WHAT YOU ARE ASKED TO DO:
Each entry below should be output exactly, apart from its images.

WORKING DATA:
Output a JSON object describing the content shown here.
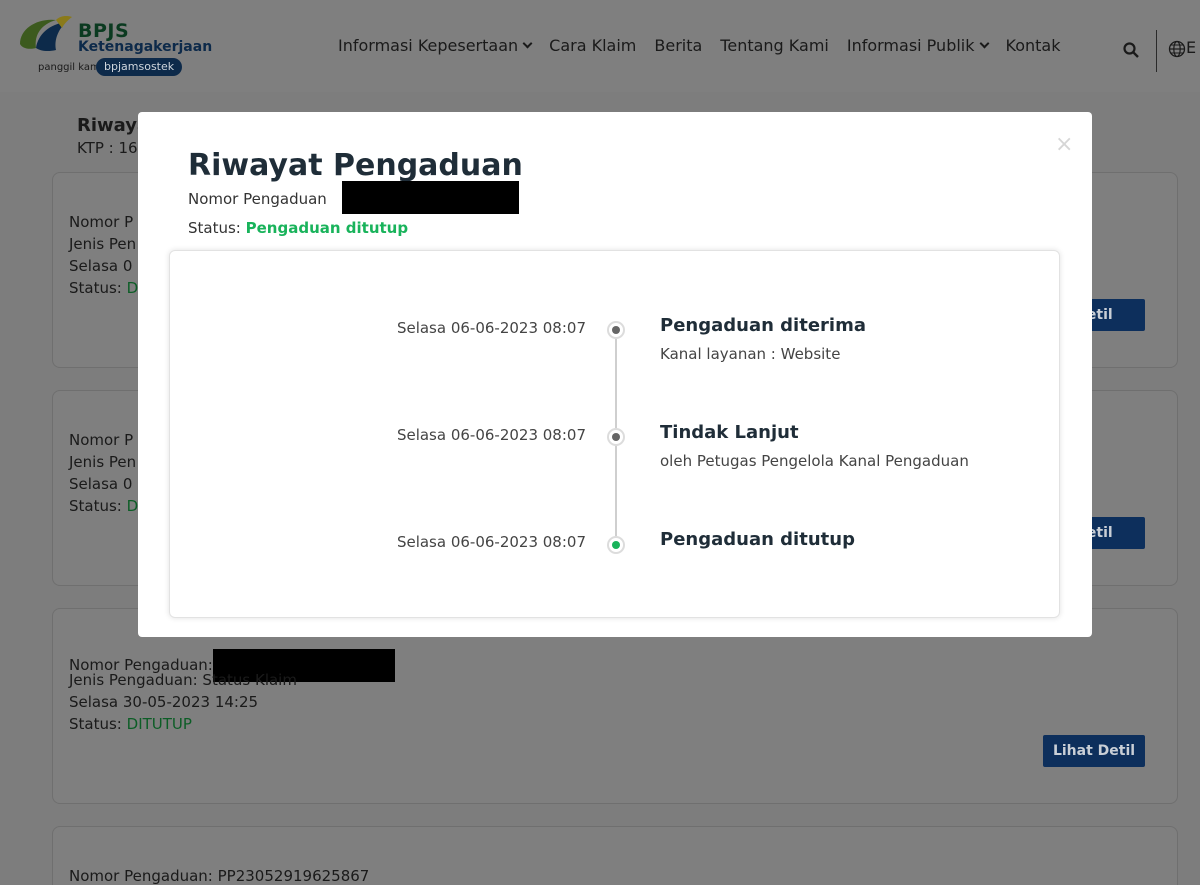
{
  "header": {
    "brand_line1": "BPJS",
    "brand_line2": "Ketenagakerjaan",
    "tagline": "panggil kami",
    "tagline_pill": "bpjamsostek",
    "nav": [
      "Informasi Kepesertaan",
      "Cara Klaim",
      "Berita",
      "Tentang Kami",
      "Informasi Publik",
      "Kontak"
    ],
    "lang": "E",
    "icons": {
      "search": "search-icon",
      "globe": "globe-icon"
    }
  },
  "background": {
    "page_title": "Riwaya",
    "ktp": "KTP : 16",
    "cards": [
      {
        "nomor": "Nomor P",
        "jenis": "Jenis Pen",
        "tanggal": "Selasa 0",
        "status_label": "Status:",
        "status_value": "D",
        "button": "Detil"
      },
      {
        "nomor": "Nomor P",
        "jenis": "Jenis Pen",
        "tanggal": "Selasa 0",
        "status_label": "Status:",
        "status_value": "D",
        "button": "Detil"
      },
      {
        "nomor": "Nomor Pengaduan:",
        "jenis": "Jenis Pengaduan: Status Klaim",
        "tanggal": "Selasa 30-05-2023 14:25",
        "status_label": "Status:",
        "status_value": "DITUTUP",
        "button": "Lihat Detil"
      },
      {
        "nomor": "Nomor Pengaduan: PP23052919625867"
      }
    ]
  },
  "modal": {
    "close": "×",
    "title": "Riwayat Pengaduan",
    "nomor_label": "Nomor Pengaduan",
    "status_label": "Status:",
    "status_value": "Pengaduan ditutup",
    "timeline": [
      {
        "time": "Selasa 06-06-2023 08:07",
        "title": "Pengaduan diterima",
        "detail": "Kanal layanan : Website",
        "dot": "gray"
      },
      {
        "time": "Selasa 06-06-2023 08:07",
        "title": "Tindak Lanjut",
        "detail": "oleh Petugas Pengelola Kanal Pengaduan",
        "dot": "gray"
      },
      {
        "time": "Selasa 06-06-2023 08:07",
        "title": "Pengaduan ditutup",
        "detail": "",
        "dot": "green"
      }
    ]
  },
  "colors": {
    "accent_green": "#19b35b",
    "button_blue": "#0d2f5c",
    "overlay": "#7f7f7f"
  }
}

TASK SOLUTION:
Output a JSON object describing the content shown here.
{
  "header": {
    "brand_line1": "BPJS",
    "brand_line2": "Ketenagakerjaan",
    "tagline": "panggil kami",
    "tagline_pill": "bpjamsostek",
    "nav": [
      "Informasi Kepesertaan",
      "Cara Klaim",
      "Berita",
      "Tentang Kami",
      "Informasi Publik",
      "Kontak"
    ],
    "lang": "E",
    "icons": {
      "search": "search-icon",
      "globe": "globe-icon"
    }
  },
  "background": {
    "page_title": "Riwaya",
    "ktp": "KTP : 16",
    "cards": [
      {
        "nomor": "Nomor P",
        "jenis": "Jenis Pen",
        "tanggal": "Selasa 0",
        "status_label": "Status:",
        "status_value": "D",
        "button": "Detil"
      },
      {
        "nomor": "Nomor P",
        "jenis": "Jenis Pen",
        "tanggal": "Selasa 0",
        "status_label": "Status:",
        "status_value": "D",
        "button": "Detil"
      },
      {
        "nomor": "Nomor Pengaduan:",
        "jenis": "Jenis Pengaduan: Status Klaim",
        "tanggal": "Selasa 30-05-2023 14:25",
        "status_label": "Status:",
        "status_value": "DITUTUP",
        "button": "Lihat Detil"
      },
      {
        "nomor": "Nomor Pengaduan: PP23052919625867"
      }
    ]
  },
  "modal": {
    "close": "×",
    "title": "Riwayat Pengaduan",
    "nomor_label": "Nomor Pengaduan",
    "status_label": "Status:",
    "status_value": "Pengaduan ditutup",
    "timeline": [
      {
        "time": "Selasa 06-06-2023 08:07",
        "title": "Pengaduan diterima",
        "detail": "Kanal layanan : Website",
        "dot": "gray"
      },
      {
        "time": "Selasa 06-06-2023 08:07",
        "title": "Tindak Lanjut",
        "detail": "oleh Petugas Pengelola Kanal Pengaduan",
        "dot": "gray"
      },
      {
        "time": "Selasa 06-06-2023 08:07",
        "title": "Pengaduan ditutup",
        "detail": "",
        "dot": "green"
      }
    ]
  },
  "colors": {
    "accent_green": "#19b35b",
    "button_blue": "#0d2f5c",
    "overlay": "#7f7f7f"
  }
}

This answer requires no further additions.